In this eclectic show, Twin Cities artists Jaffa Aharonov, Marc Lamm, Kelley Meister and Josie Winship present new work in a variety of mediums. Aharonov’s photography series offers glimpses of a haunted future. Lamm’s touchable art – yes, you can touch it! – is made of wood, yet with a painterly and sculptural edge. Meister made their large-scale charcoal and pastel work in response to the Anthropocene era, when humans have irreversibly changed the climate and environment. Winship’s sculptures and paintings recall a circus vibe, creating a sense of magic. Exhibition runs through May 2018. More info: https://www.facebook.com/events/1614752965284044/
Sunday, May 6

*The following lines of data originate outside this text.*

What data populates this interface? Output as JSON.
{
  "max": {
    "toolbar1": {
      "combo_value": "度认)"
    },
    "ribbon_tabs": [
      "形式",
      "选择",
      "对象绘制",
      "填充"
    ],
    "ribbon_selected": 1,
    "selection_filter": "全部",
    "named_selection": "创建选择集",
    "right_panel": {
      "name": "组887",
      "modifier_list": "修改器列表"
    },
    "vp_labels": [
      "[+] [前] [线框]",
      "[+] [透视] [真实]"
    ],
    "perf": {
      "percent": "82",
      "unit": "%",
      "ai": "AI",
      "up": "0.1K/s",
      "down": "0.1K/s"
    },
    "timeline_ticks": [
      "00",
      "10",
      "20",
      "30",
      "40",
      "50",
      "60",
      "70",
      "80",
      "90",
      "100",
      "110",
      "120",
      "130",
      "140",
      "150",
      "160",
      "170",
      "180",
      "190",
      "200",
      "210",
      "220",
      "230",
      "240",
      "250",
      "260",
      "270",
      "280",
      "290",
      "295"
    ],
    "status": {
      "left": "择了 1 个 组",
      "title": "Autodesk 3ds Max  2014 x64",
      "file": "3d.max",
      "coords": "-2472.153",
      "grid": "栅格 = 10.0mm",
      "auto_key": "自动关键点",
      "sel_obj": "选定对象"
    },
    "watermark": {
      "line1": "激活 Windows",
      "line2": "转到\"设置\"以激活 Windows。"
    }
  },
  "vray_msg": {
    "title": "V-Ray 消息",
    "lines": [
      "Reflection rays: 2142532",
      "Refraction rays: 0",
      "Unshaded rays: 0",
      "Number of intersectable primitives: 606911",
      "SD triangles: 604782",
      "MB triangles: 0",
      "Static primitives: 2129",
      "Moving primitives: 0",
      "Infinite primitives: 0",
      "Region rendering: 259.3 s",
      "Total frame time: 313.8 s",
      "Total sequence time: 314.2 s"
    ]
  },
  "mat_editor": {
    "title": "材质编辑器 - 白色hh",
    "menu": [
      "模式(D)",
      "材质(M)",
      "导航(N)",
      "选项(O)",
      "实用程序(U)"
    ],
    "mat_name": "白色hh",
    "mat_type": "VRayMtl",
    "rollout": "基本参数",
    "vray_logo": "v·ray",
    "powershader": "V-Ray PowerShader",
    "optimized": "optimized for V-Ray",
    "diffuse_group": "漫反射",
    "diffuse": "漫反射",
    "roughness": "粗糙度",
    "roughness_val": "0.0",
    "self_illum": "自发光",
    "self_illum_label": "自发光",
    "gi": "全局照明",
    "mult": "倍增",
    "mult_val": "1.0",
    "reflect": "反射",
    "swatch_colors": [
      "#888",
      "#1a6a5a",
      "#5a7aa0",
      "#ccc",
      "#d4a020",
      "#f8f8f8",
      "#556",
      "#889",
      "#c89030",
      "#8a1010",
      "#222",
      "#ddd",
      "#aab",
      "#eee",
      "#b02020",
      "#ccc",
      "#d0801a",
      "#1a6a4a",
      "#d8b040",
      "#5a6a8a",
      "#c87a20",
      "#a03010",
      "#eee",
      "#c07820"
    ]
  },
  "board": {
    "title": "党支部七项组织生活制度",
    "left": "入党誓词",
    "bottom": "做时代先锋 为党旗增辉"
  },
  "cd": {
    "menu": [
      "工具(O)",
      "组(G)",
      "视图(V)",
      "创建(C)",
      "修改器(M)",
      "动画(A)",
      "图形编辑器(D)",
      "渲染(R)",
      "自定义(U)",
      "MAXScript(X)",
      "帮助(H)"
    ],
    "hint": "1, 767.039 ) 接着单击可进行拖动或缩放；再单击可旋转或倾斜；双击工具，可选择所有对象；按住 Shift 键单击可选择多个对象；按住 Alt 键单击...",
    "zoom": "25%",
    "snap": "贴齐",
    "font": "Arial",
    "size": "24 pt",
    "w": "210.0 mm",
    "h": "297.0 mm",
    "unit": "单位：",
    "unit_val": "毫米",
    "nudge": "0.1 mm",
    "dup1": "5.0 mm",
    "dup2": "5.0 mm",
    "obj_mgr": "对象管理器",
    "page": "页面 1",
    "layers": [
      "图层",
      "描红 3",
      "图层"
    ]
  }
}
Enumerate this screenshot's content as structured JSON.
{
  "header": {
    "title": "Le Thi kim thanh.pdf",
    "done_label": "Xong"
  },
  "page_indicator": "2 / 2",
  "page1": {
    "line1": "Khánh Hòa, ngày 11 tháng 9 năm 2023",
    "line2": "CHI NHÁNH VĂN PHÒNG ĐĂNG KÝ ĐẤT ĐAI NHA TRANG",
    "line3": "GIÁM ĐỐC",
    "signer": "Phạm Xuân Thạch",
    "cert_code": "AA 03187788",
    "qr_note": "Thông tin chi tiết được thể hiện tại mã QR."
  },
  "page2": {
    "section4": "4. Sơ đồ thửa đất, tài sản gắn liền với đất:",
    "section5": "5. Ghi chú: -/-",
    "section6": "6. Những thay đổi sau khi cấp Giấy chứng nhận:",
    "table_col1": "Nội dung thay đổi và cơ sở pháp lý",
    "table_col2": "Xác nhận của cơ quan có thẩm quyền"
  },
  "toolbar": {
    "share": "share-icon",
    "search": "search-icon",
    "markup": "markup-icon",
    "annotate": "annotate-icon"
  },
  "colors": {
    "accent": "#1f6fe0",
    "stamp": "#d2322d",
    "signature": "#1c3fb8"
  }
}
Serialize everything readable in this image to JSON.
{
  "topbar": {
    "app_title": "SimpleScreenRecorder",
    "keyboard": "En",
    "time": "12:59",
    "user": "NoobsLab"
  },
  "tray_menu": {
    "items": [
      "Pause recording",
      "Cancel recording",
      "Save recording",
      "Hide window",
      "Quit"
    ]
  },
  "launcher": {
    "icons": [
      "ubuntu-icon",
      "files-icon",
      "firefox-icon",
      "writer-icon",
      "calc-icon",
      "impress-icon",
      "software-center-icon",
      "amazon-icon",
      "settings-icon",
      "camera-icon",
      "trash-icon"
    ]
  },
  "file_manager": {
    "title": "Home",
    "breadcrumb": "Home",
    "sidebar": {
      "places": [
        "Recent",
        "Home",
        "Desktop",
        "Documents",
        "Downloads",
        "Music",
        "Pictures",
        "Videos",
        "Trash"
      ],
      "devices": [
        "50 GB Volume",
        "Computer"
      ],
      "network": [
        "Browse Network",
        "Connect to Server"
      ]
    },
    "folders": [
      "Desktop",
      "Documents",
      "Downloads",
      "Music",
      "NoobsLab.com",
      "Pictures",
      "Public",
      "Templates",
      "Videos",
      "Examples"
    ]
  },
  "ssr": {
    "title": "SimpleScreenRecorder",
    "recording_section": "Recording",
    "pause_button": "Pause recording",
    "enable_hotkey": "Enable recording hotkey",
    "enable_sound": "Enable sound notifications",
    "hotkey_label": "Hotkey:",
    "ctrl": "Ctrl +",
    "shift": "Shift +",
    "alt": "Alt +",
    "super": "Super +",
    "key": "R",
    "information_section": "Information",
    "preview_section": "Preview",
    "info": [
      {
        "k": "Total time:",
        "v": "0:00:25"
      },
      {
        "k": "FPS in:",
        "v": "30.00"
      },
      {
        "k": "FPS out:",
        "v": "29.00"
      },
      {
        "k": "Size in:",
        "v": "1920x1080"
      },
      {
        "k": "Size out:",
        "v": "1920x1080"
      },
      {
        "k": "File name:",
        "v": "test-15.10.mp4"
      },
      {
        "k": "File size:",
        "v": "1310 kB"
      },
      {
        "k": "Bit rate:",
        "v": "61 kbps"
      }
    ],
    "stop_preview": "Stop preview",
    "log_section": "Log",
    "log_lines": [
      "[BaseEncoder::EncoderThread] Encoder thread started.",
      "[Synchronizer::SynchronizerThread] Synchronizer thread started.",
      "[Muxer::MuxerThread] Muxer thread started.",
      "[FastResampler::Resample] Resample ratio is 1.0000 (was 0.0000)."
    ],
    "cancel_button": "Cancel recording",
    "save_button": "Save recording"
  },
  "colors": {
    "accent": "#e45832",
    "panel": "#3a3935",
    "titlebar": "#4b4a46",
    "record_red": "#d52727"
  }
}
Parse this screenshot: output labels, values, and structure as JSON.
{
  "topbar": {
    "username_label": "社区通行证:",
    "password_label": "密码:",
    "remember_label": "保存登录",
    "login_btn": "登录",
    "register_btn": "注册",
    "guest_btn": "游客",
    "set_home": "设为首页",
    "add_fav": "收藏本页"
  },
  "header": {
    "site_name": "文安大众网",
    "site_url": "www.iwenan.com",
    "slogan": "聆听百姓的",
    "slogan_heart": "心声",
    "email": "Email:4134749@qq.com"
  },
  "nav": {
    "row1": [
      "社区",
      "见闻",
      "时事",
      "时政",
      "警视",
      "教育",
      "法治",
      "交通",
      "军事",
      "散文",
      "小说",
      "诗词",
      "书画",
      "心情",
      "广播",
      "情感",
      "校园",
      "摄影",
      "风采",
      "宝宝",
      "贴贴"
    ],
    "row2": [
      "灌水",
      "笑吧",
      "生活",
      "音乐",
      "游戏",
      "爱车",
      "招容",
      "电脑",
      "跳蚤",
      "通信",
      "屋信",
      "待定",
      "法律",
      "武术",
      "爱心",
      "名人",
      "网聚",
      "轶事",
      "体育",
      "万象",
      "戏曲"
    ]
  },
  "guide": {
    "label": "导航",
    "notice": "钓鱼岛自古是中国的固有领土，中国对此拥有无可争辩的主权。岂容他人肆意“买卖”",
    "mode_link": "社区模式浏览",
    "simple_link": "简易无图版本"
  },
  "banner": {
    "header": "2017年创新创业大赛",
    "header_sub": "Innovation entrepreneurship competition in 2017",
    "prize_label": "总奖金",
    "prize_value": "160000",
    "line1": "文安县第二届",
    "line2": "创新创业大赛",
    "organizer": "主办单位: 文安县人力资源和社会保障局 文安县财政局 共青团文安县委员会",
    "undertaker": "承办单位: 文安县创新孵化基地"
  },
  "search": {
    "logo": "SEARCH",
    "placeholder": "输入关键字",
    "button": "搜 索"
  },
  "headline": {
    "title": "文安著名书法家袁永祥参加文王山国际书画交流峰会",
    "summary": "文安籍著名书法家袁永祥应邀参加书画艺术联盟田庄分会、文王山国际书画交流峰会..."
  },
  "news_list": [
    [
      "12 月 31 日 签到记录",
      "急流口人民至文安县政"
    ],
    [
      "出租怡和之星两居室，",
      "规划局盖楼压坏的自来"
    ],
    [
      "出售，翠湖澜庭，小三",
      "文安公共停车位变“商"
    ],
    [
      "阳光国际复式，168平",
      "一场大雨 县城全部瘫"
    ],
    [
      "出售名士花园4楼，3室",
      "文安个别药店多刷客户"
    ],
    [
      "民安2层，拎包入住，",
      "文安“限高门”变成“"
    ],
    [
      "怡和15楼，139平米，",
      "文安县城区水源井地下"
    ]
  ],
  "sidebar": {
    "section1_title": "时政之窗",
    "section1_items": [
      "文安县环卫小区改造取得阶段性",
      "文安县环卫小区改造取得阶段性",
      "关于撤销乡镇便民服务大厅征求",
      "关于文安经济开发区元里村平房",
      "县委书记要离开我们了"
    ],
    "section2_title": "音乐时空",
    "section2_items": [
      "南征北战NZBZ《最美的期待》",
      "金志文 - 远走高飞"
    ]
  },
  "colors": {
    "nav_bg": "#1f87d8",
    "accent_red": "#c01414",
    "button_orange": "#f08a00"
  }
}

Parade assembles at 11 a.m., starts at 12 p.m.
Starts at 25th & Bloomington, ends at Powderhorn Park
Summer is finally here! The annual MayDay Parade, which takes place on the first Sunday of May, welcomes the warm weather with a procession of hand-built puppets (some as tall as 10 feet), masks, music and performance. Click here to see the parade map. To read some useful tips about attending the parade, click here. For even more info, go to the Facebook page here. The streets will be packed. See you there!
Izzy Commers: Creature
Opening Saturday, May 5, 7-11 p.m. Sat.
Ends May 19.
Public Functionary, 1400 12th Av. NE., Mpls.
Izzy Commers’ photography is set in the internet age, but unlike the cerebralness of the ’net, Commers deals with the tangibleness of human bodies. In the exhibition “Creature,” self-exploration and navigating the body are done with love and awareness through the camera. In some images, Commers uses almost fluorescent colors and bright globs that look at once human and also otherworldly to create another reality altogether. Others are striking portraits of people Commers met. A pretty young artist at 20, Commers is also hyperaware of the ways in which marketing and advertising affect how we see ourselves and others, and serve to commodify life itself. There’s a rawness in these photographs that feels like a mode of empathizing. In an interview with ThisUsedToBe.us, Commers said: “For me, taking a photo is like combining yourself with your subject.” In addition to this exhibition, Commers has released a ’zine with contributions from Minneapolis, Chicago, New York and Atlanta artists. More info: http://www.startribune.com/commers-creatures-come-over/481645311/